The Whyalla RSPCA is set to receive a makeover under a new upgrade which will make the building more appealing from the outside while making positive changes on the inside.
RSPCA SA Chief Executive Officer Paul Stevenson said the upgrade would address issues with the current facilities while employing a number of cosmetic improvements.
Mr Stevenson said a number of areas would be demolished and a new volunteer adoption would be established in transportables on the site.
The upgrade is expected to cost around $450,000-$500,000, with construction expected to begin within the next 12 months.
"We're getting a surveyor in pretty soon to do a full survey of the property, and we'll be talking to council to hopefully secure some support," Mr Stevenson said.
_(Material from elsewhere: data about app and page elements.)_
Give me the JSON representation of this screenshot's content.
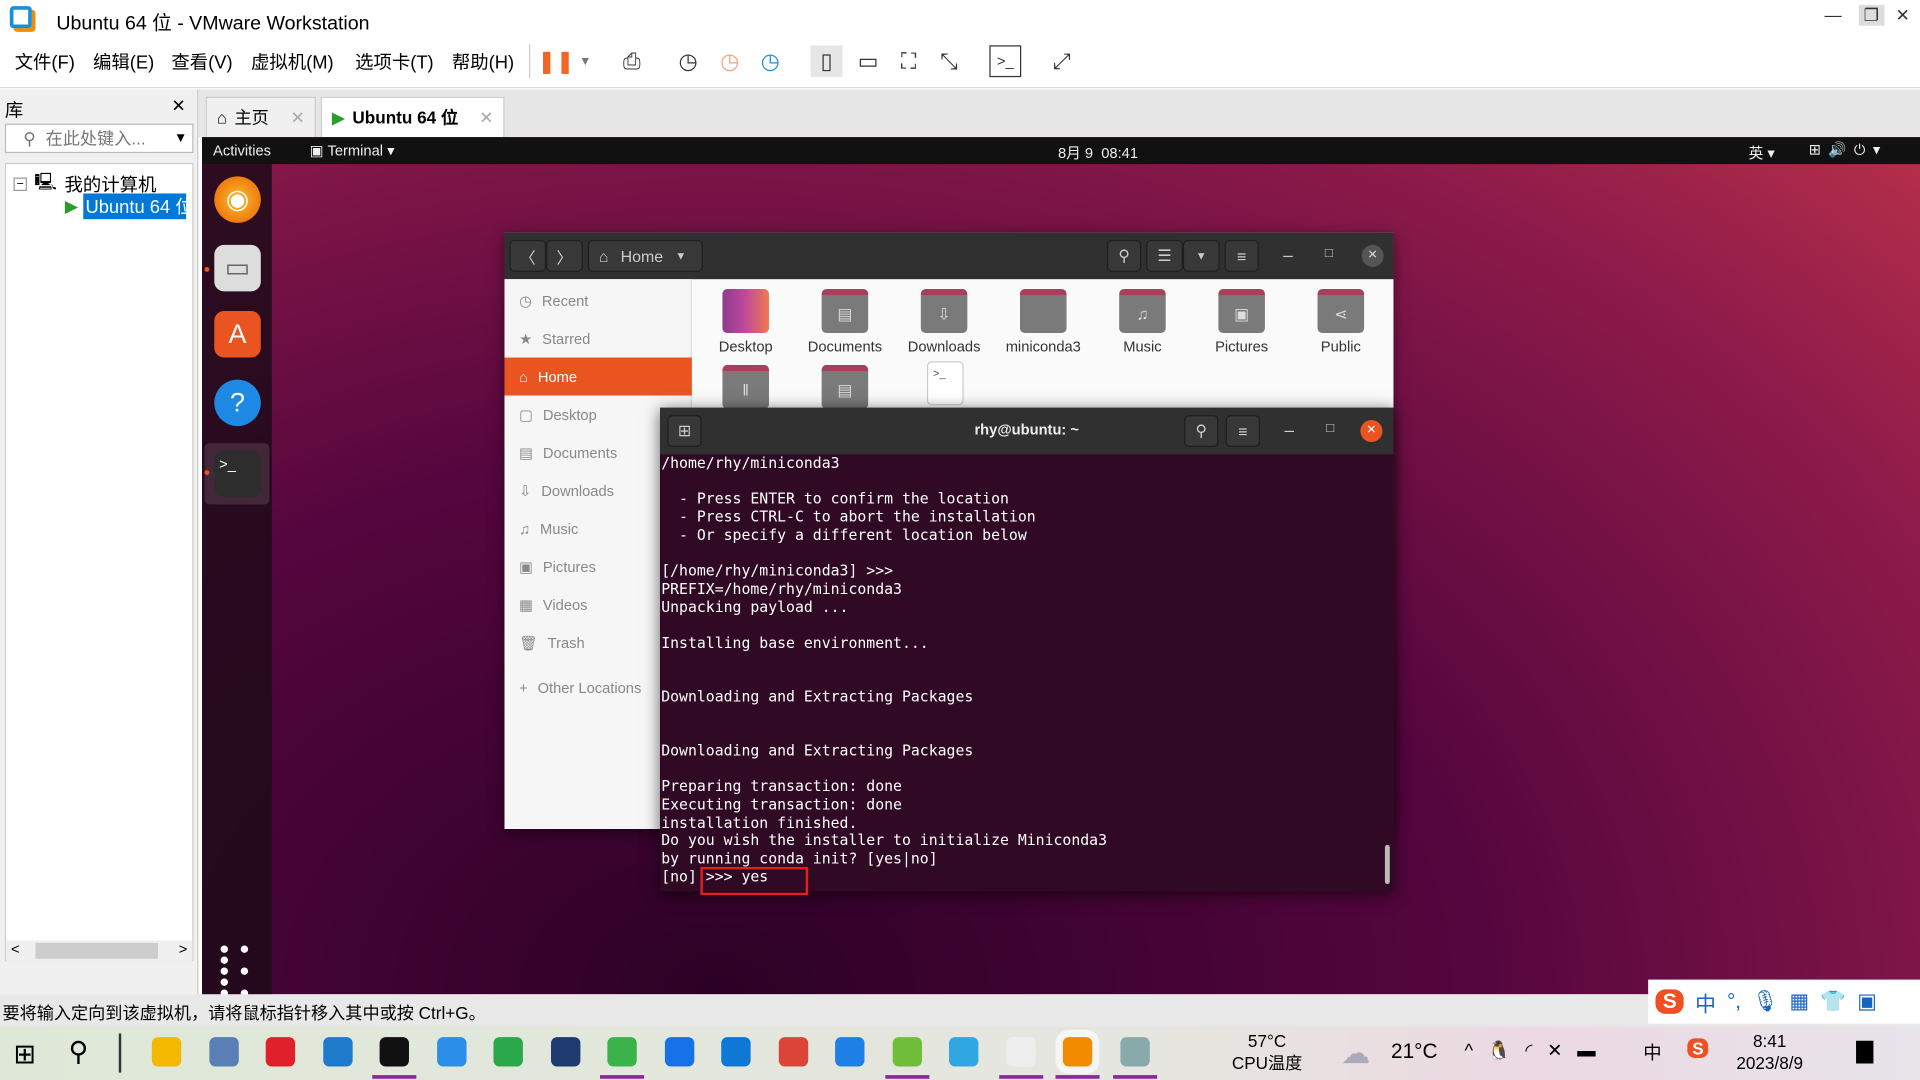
{
  "window": {
    "title": "Ubuntu 64 位 - VMware Workstation"
  },
  "menu": [
    "文件(F)",
    "编辑(E)",
    "查看(V)",
    "虚拟机(M)",
    "选项卡(T)",
    "帮助(H)"
  ],
  "library": {
    "title": "库",
    "search_placeholder": "在此处键入...",
    "tree_root": "我的计算机",
    "tree_child": "Ubuntu 64 位"
  },
  "tabs": [
    {
      "label": "主页"
    },
    {
      "label": "Ubuntu 64 位"
    }
  ],
  "gnome": {
    "activities": "Activities",
    "app": "Terminal ▾",
    "clock": "8月 9  08:41",
    "ime": "英 ▾"
  },
  "files": {
    "location": "Home",
    "sidebar": [
      "Recent",
      "Starred",
      "Home",
      "Desktop",
      "Documents",
      "Downloads",
      "Music",
      "Pictures",
      "Videos",
      "Trash",
      "Other Locations"
    ],
    "folders": [
      "Desktop",
      "Documents",
      "Downloads",
      "miniconda3",
      "Music",
      "Pictures",
      "Public"
    ]
  },
  "terminal": {
    "title": "rhy@ubuntu: ~",
    "lines": [
      "/home/rhy/miniconda3",
      "",
      "  - Press ENTER to confirm the location",
      "  - Press CTRL-C to abort the installation",
      "  - Or specify a different location below",
      "",
      "[/home/rhy/miniconda3] >>> ",
      "PREFIX=/home/rhy/miniconda3",
      "Unpacking payload ...",
      "",
      "Installing base environment...",
      "",
      "",
      "Downloading and Extracting Packages",
      "",
      "",
      "Downloading and Extracting Packages",
      "",
      "Preparing transaction: done",
      "Executing transaction: done",
      "installation finished.",
      "Do you wish the installer to initialize Miniconda3",
      "by running conda init? [yes|no]",
      "[no] >>> yes"
    ],
    "highlight_color": "#e02020"
  },
  "statusbar": {
    "message": "要将输入定向到该虚拟机，请将鼠标指针移入其中或按 Ctrl+G。"
  },
  "taskbar": {
    "cpu_temp": "57°C",
    "cpu_label": "CPU温度",
    "weather": "21°C",
    "time": "8:41",
    "date": "2023/8/9",
    "ime": "中"
  }
}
Not only will the funding injection make the facility a better place for dogs and cats, local volunteers will benefit from the upgrade as well.
"It will be a much nicer environment for volunteers ... part of attracting volunteers is having a nice workplace," Mr Stevenson said.
"This will even benefit people who just want to come down and see the animals, even if they don't end up adopting any.
"Our adoption levels in Whyalla aren't as high as we'd like, most of the animals we see in Whyalla we transport around to Adelaide to be adopted.
"We'd like to see more adoption happening in whyalla."
Mr Stevenson said the upgrade would help foster a better temperament for animals by providing them with an environment which can help lower stress levels.
"That helps us make the animals suitable for re-homing," he said.
The RSPCA have begun working with an architect on the design of the upgraded facility, and will aim to work with as many Whyalla businesses as possible in construction.
RSPCA Whyalla Regional Manager Andre Sliedrecht said he was very excited about the upgrade.
"This building has been here a long time, we've done the best we can with the resources we've got, so this is an opportunity for us to have something really nice for the community," he said.
"It does include boarding facilities for the stray animals that come off the street so that will be really helpful."